Review: Mischief - 'The missionary of the delicious does exist.'
“How do you write a review with just 3 appetisers, Zat?” my good friend and loyal dining companion asked as if I am proclaiming the most absurd in saying that I wanted to review Mischief. Although my usual modus operandi for a review is to have an appetiser, a main dish, and a dessert, I told myself, that just as some places are created for the sole consumption of desserts, there are some places that exist simply as a no-frills food joint with food that aim to complement the alcoholic beverages that they serve. Furthermore, imagine how novel it would be to review a restaurant and determine its value simply through the strength of its side dishes.
Mischief is the kind of restaurant you go to when you’re full from dinner and waiting to catch a show at Esplanade where it is housed. Or you're early for a show but it's too late for dinner. Set amongst other similarly styled food joints such as Alter Ego and Harry’s, it is rather apparent that Esplanade strives to create a very specific vibe of rambunctious merriment, clinking beer mugs, and champagne glasses, voices straining to be heard above the party sounds of the restaurants and the nightly performances at the outdoor theatre. The atmosphere is electric, it’s constantly on the move, and it is exactly where Mischief fits in.

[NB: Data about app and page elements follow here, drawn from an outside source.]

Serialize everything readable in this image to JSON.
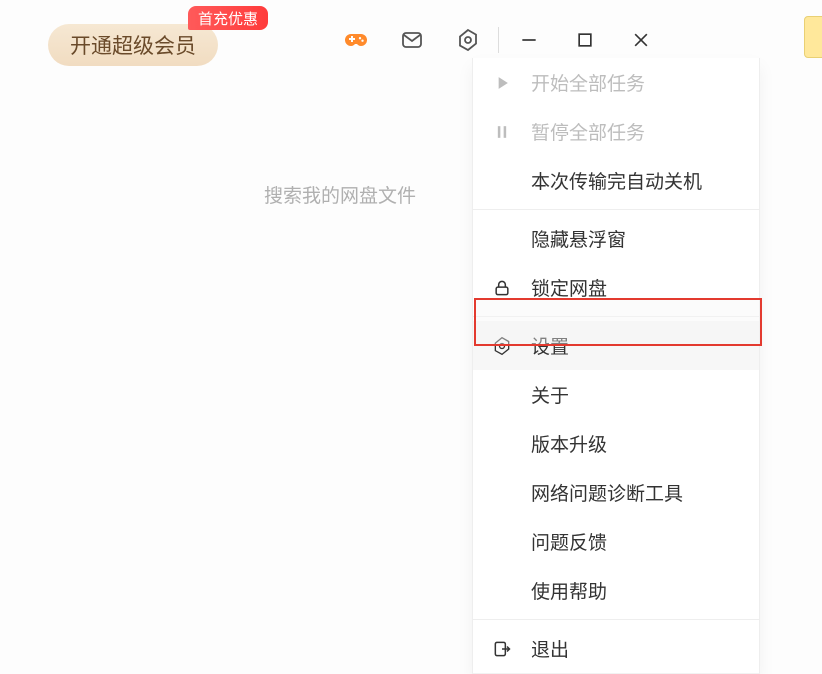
{
  "header": {
    "vip_label": "开通超级会员",
    "promo_badge": "首充优惠"
  },
  "search": {
    "placeholder": "搜索我的网盘文件"
  },
  "dropdown": {
    "items": [
      {
        "label": "开始全部任务",
        "icon": "play",
        "disabled": true
      },
      {
        "label": "暂停全部任务",
        "icon": "pause",
        "disabled": true
      },
      {
        "label": "本次传输完自动关机",
        "icon": "",
        "disabled": false
      },
      {
        "label": "隐藏悬浮窗",
        "icon": "",
        "disabled": false
      },
      {
        "label": "锁定网盘",
        "icon": "lock",
        "disabled": false
      },
      {
        "label": "设置",
        "icon": "gear",
        "disabled": false,
        "highlighted": true
      },
      {
        "label": "关于",
        "icon": "",
        "disabled": false
      },
      {
        "label": "版本升级",
        "icon": "",
        "disabled": false
      },
      {
        "label": "网络问题诊断工具",
        "icon": "",
        "disabled": false
      },
      {
        "label": "问题反馈",
        "icon": "",
        "disabled": false
      },
      {
        "label": "使用帮助",
        "icon": "",
        "disabled": false
      },
      {
        "label": "退出",
        "icon": "exit",
        "disabled": false
      }
    ]
  }
}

Mischief used to be the brain-child of Cynthia Koh, Michelle Chong, and Daniel Ong but has now been taken over by owner Leonard Tham. Under the leadership of head chef Mark Tang, Mischief prides itself as a restaurant serving up honest American and South-East Asian street cuisine. But at times I feel like Mischief struggles to balance its inherent passion for amazing food with the more commercially profitable exercise of serving alcoholic beverages. The more I study the menu, the more impressed I am at the gamut of choices on offer. I actually think that the food menu can be taken out in its entirety and is capable of holding its own as a stand-alone restaurant with diners who can appreciate the love and care that has gone into creating some of the amazing dishes. Are the dishes mind-blowingly creative? It isn’t. Do the dishes boast a strong fusion thingamajig that is so painfully in trend now? It doesn't. But are they delicious? Hell, yes.

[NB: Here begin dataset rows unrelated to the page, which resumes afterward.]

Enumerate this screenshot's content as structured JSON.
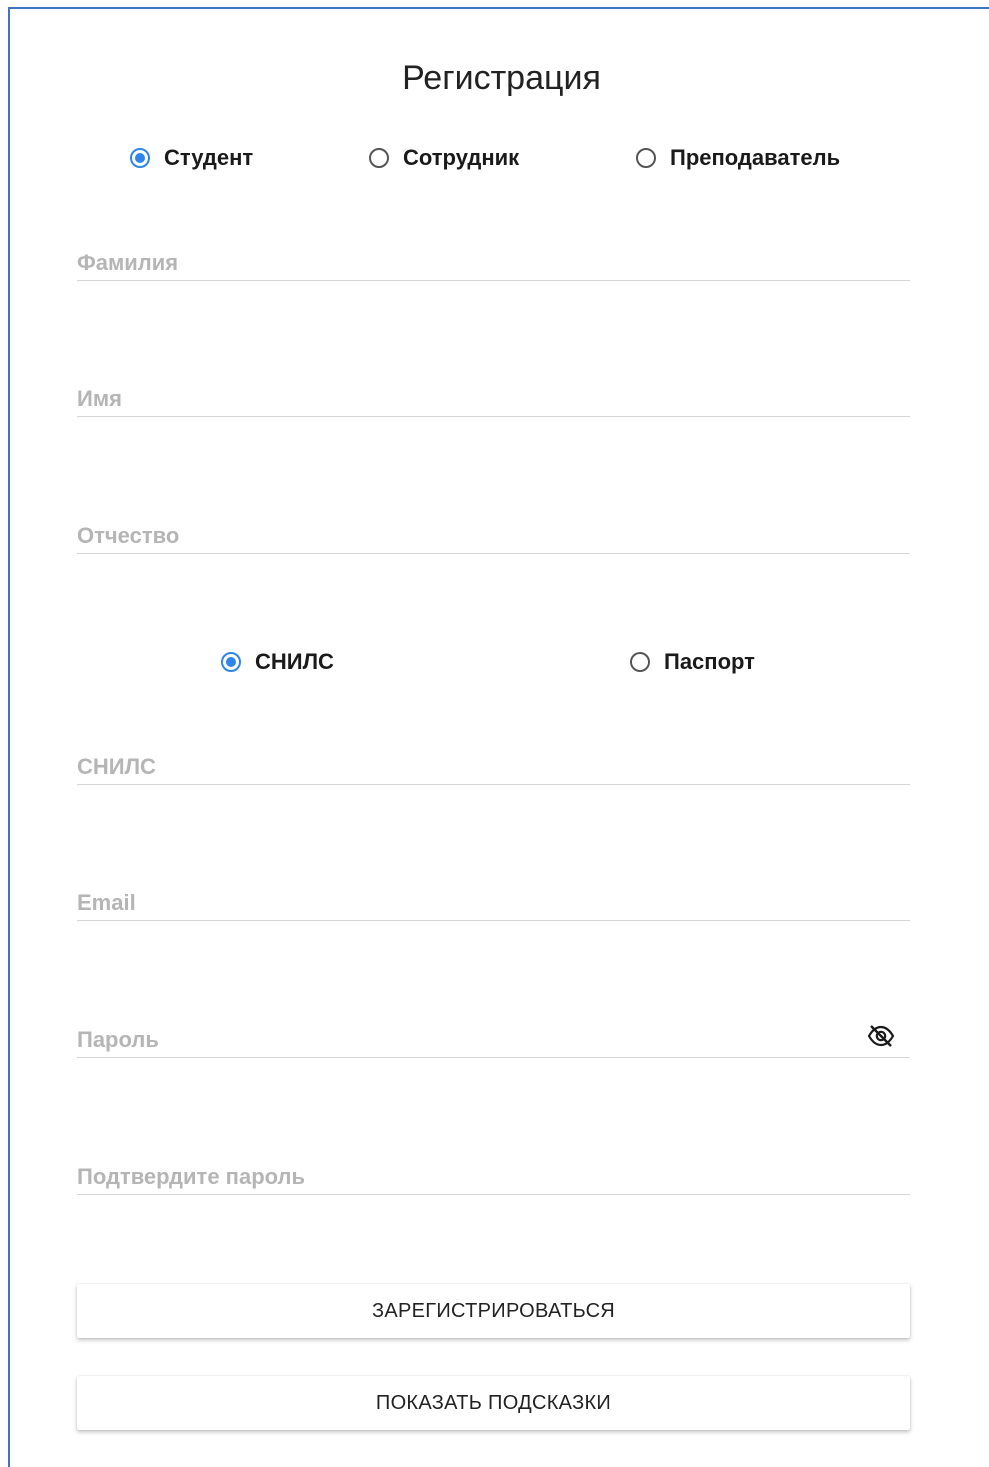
{
  "title": "Регистрация",
  "role_options": [
    {
      "label": "Студент",
      "checked": true
    },
    {
      "label": "Сотрудник",
      "checked": false
    },
    {
      "label": "Преподаватель",
      "checked": false
    }
  ],
  "fields": {
    "last_name": {
      "placeholder": "Фамилия",
      "value": ""
    },
    "first_name": {
      "placeholder": "Имя",
      "value": ""
    },
    "patronymic": {
      "placeholder": "Отчество",
      "value": ""
    },
    "snils": {
      "placeholder": "СНИЛС",
      "value": ""
    },
    "email": {
      "placeholder": "Email",
      "value": ""
    },
    "password": {
      "placeholder": "Пароль",
      "value": ""
    },
    "confirm_password": {
      "placeholder": "Подтвердите пароль",
      "value": ""
    }
  },
  "document_options": [
    {
      "label": "СНИЛС",
      "checked": true
    },
    {
      "label": "Паспорт",
      "checked": false
    }
  ],
  "buttons": {
    "register": "ЗАРЕГИСТРИРОВАТЬСЯ",
    "show_hints": "ПОКАЗАТЬ ПОДСКАЗКИ"
  },
  "colors": {
    "accent": "#2f86e8",
    "frame": "#3f74c4",
    "placeholder": "#b5b5b5",
    "divider": "#d6d6d6"
  },
  "icons": {
    "password_toggle": "eye-off-icon"
  }
}
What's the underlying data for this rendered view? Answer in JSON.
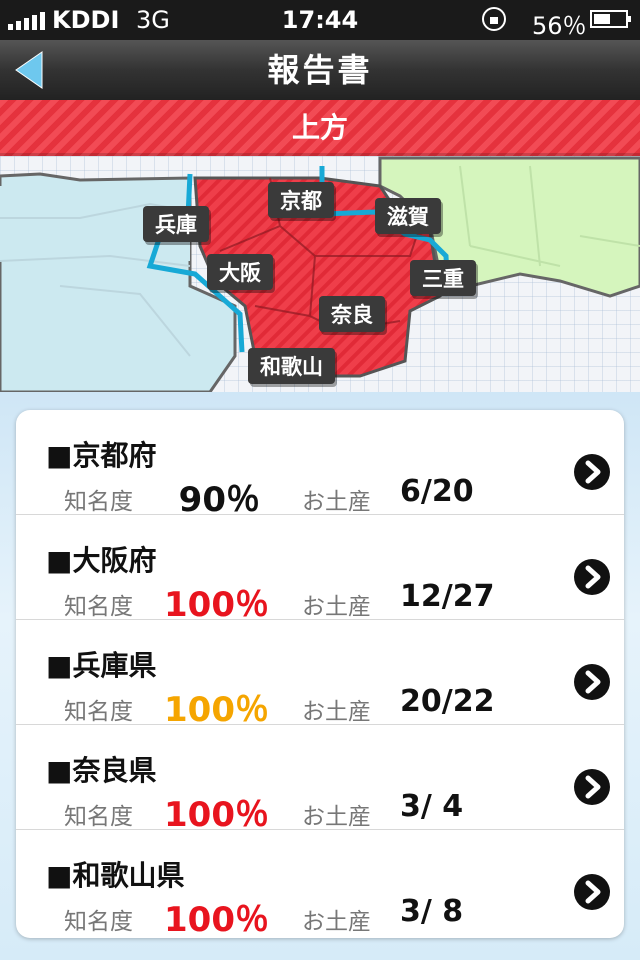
{
  "status_bar": {
    "carrier": "KDDI",
    "network": "3G",
    "time": "17:44",
    "battery": "56％",
    "battery_level": 0.56
  },
  "nav": {
    "title": "報告書"
  },
  "region": {
    "title": "上方"
  },
  "map_labels": {
    "kyoto": "京都",
    "hyogo": "兵庫",
    "shiga": "滋賀",
    "osaka": "大阪",
    "mie": "三重",
    "nara": "奈良",
    "wakayama": "和歌山"
  },
  "list": {
    "fame_label": "知名度",
    "souvenir_label": "お土産",
    "rows": [
      {
        "name": "■京都府",
        "fame": "90％",
        "fame_color": "#111111",
        "souvenir": "6/20"
      },
      {
        "name": "■大阪府",
        "fame": "100％",
        "fame_color": "#e8141e",
        "souvenir": "12/27"
      },
      {
        "name": "■兵庫県",
        "fame": "100％",
        "fame_color": "#f5a500",
        "souvenir": "20/22"
      },
      {
        "name": "■奈良県",
        "fame": "100％",
        "fame_color": "#e8141e",
        "souvenir": "3/ 4"
      },
      {
        "name": "■和歌山県",
        "fame": "100％",
        "fame_color": "#e8141e",
        "souvenir": "3/ 8"
      }
    ]
  },
  "icons": {
    "back": "back-arrow-icon",
    "row_action": "chevron-right-icon"
  }
}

Take the Wagyu Beef Brisket, served in generous cascading slices with a side of gherkins, Jalapeno, and a condiment of American mustard. Presented on a plate lined with greaseproof paper of American patriotic leaning of red, white, blue, and a sprinkling of stars, at first glance, the beef brisket seems dry. Lifeless. And desperately in need of some moisture. But venture closer and you can see specks of black pepper generously seasoning the meat as well as a coat of shine that seems to sparkle in the light whichever way you look.
Upon the first bite of the Wagyu Brisket, I immediately forgot where I was at as the voices and sounds in the background faded into a gradual decrescendo. It’s like biting into a fluffy cloud of cotton candy; soft, gentle, and bursting with all manners of flavours. The 24 hours slow cook process is evident in the utter softness of the meat, each bite easily giving way to the next, like a beautiful waltz. When dipped with mustard, you get a very sharp zing that immediately jolts you back to reality, reminding you that this is not a full-fledged restaurant, although the tenderness of the brisket might lead you to imagine otherwise. And who could fault you for thinking that? The beef brisket. That’s who.
If the Beef Brisket has yet to convince you of the gastronomical prowess of Mischief, look no further than the Crispy Pork Belly, cooked to crisp perfection with a cacophony of spices that sing the most joyous tune; garlic, sea salt, oregano, whole grain mustard, and oregano. I have been searching across this entire island for good crispy pork belly and this right here will be the standard against which all others will be judged against. The meat was soft, flavourful, and cooked to poetic perfection while the skin is brown and crackles satisfyingly to the bite. There was a layer of spiced paste at the base of the meat that I found to be so utterly robust and earthy that I don’t know to cry or smile at sheer joy.
I am however a little bit reticent about their Broccoli and Brie Au Gratin. Broccoli is sauteed simply to retain crunch and add flavour before adding in melted brie cheese in strips at the top. Upon sight, I really could not guess how this would taste. I mean, I know how broccoli tastes. I know how brie tastes. But together, what do you get?
What you get is innovation but at the expense of taste. I want to like this dish passionately with the same love I have for brave and courageous cooking. But the more I tried to make something out of this, the more confused I get. In my head, the creaminess of the brie and the caramelisation of cheese would help balance the crunch of the broccoli. The opposing flavours should come together as one, but in reality, it is two opposing flavours that need perhaps a little bit of acidity to complete the trinity of taste.
If what you’re looking for is a quick drink to pass the time, then Mischief is definitely the place to go to while you wait. But you would be remiss to try their food offerings cooked expertly with passion and heart. The missionary of the delicious do exist and it can be found here at 8 Raffles Avenue, but only if you look close enough and give it the chance it deserves.